August 4, 2015 Leave a comment
This is one of the most off-beat pieces I’m going to write because I’m so NOT an expert in the field of behavior control–or acting, as it’s called in one book I’m studying. I’m still learning. I did dream of becoming an actress when I was about ten years old, but I don’t think that counts.
Did you know that feeling one way and behaving a different way can be stressful? Yeah, I know, everyone knew that but me. For instance, if you’re angry with your boss or coworker or client, but you have to put on a happy face, that’s hard on you emotionally.
Now I know why I’m so stressed when dealing with the public, introvert that I am. I once broke out in a storm of perspiration when faced with a long line of readers at a book signing. It was great to see all those people lined up to get a copy of my book, but I still felt the stress when I pasted on a bright smile and took pictures and hammed it up. Remembering that stress helps me identify with the staff that works with us at our clinic.
Whether we deal with the public on a daily basis or hide away and work in seclusion most of the time, I think we occasionally find ourselves forcing a smile we don’t feel.
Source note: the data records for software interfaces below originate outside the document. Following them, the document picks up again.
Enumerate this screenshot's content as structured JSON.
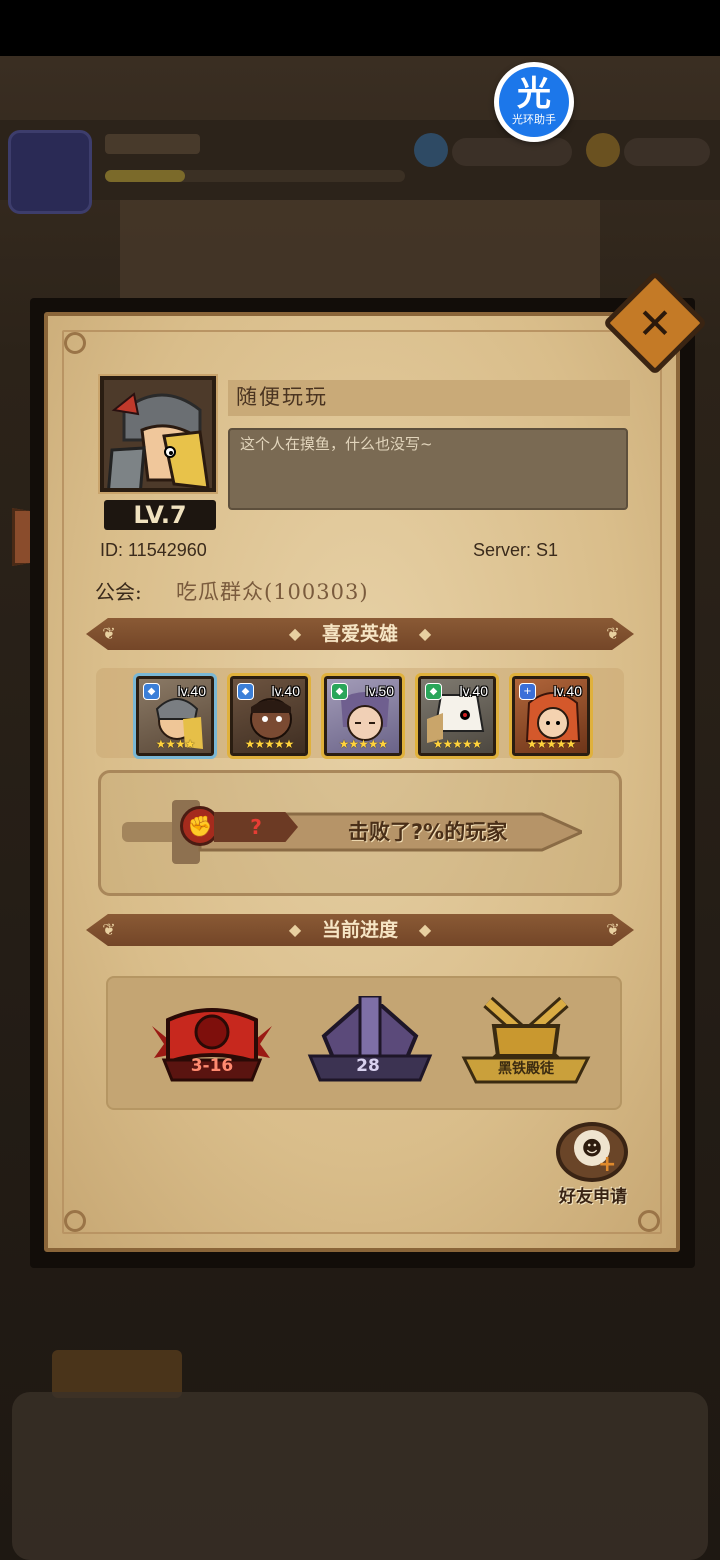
{
  "badge": {
    "glyph": "光",
    "label": "光环助手"
  },
  "profile": {
    "level": "LV.7",
    "nickname": "随便玩玩",
    "signature": "这个人在摸鱼，什么也没写~",
    "id_text": "ID:  11542960",
    "server_text": "Server: S1",
    "guild_label": "公会:",
    "guild_value": "吃瓜群众(100303)"
  },
  "sections": {
    "favorite_heroes": "喜爱英雄",
    "current_progress": "当前进度"
  },
  "heroes": [
    {
      "level": "lv.40",
      "element": "water",
      "element_glyph": "◆",
      "element_color": "#3b7fd8",
      "stars": "★★★★",
      "bg": "#7a6a58"
    },
    {
      "level": "lv.40",
      "element": "water",
      "element_glyph": "◆",
      "element_color": "#3b7fd8",
      "stars": "★★★★★",
      "bg": "#5c4634"
    },
    {
      "level": "lv.50",
      "element": "wind",
      "element_glyph": "◆",
      "element_color": "#2aa65a",
      "stars": "★★★★★",
      "bg": "#8f86a8"
    },
    {
      "level": "lv.40",
      "element": "wind",
      "element_glyph": "◆",
      "element_color": "#2aa65a",
      "stars": "★★★★★",
      "bg": "#6f6b63"
    },
    {
      "level": "lv.40",
      "element": "holy",
      "element_glyph": "+",
      "element_color": "#3b6fd8",
      "stars": "★★★★★",
      "bg": "#a2532b"
    }
  ],
  "power": {
    "rank": "?",
    "defeat_text": "击败了?%的玩家"
  },
  "progress": [
    {
      "label": "3-16",
      "icon": "red-tome-icon",
      "color": "#b2231c"
    },
    {
      "label": "28",
      "icon": "purple-tower-icon",
      "color": "#6a5b8f"
    },
    {
      "label": "黑铁殿徒",
      "icon": "gold-crossed-swords-icon",
      "color": "#caa03b"
    }
  ],
  "friend_request": {
    "label": "好友申请"
  }
}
Those of us who work in service fields are especially susceptible to burnout. The medical field is a very difficult one. It helps to be an extravert when working with others, and most of our staff members are extraverts, but it isn’t vital.
I’m taking a self-taught course in managing a medical staff, and I’m learning a lot. Among other books, I’ve been reading one titled Organisational Behaviour For Dummies, which, as you can probably tell by the spelling, was written by someone in the UK. I’ve been intrigued to learn that there are two different kinds of behavior upon which to draw when you want to leave a good impression in public.
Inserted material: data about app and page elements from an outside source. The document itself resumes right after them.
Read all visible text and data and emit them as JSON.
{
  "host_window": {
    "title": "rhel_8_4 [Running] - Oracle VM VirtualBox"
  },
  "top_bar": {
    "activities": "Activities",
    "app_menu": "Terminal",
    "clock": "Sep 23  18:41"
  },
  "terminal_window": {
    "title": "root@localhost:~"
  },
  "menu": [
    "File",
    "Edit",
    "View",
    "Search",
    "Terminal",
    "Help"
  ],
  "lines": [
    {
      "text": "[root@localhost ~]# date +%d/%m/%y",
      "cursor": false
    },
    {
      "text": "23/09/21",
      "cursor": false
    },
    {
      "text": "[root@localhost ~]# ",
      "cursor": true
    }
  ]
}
There is a form of acting that is merely “faking it,” which means you paste on a smile you don’t feel, which looks obviously fake to others, and you tough it out. I read that this leaves you with the most amount of stress, and leaves the client/patient/customer with a poorer impression of you. In other words, with most people it’s obvious you’re faking. If you find yourself doing this often, check your stress level and see if you can learn a different way of dealing with people.
A business in the service industry thrives on meeting the needs of others with kindness and consideration. No matter how we feel about our lives at the moment, strangers on the street, customers, patients, and clients all need to see a face of genuine compassion and kindness from us, so forcing a fake smile doesn’t help anyone.
The other form of friendly behavior when dealing with the public is deep acting, when you dig deeply into your heart and try to identify with another person. Although this, too, is stressful, it apparenly isn’t as damaging to the psyche. Sure, you can take on so much of another person’s pain and suffering that you’re affected long after she’s gone, but genuine compassion and kindness goes a long way toward helping not only your own stress, but it leaves the other person feeling validated. Feelings of kindness and compassion far surpass feelings of resentment and impatience.
Working in the medical field calls for sincere compassion for people, and I can see the stress in the faces of our staff when we’ve had a busy day, or when we’ve had patients in a lot of pain or are even facing death. That stress is worse when we have antagonistic or demanding patients, and it makes for a stressful work environment for everyone. Calling up compassion for bullies is very difficult, indeed–and something for all of us to remember when WE become the demanding or angry patient. Keep in mind that a gentle answer turns away wrath. It’s just difficult to bring up the compassion to keep that answer gentle in the face of animosity.
A well-known psychologist recently remarked that if you work in the service industry–especially if you’re responsible for staff in the medical field–you need to learn how to physically leave the problems of others at the door as you walk out. When I take my badge off and prepare to go home at night, I try to physically leave the stressors, the pain, the staff worries and upsets with that badge on the desk. It’s a work in progress.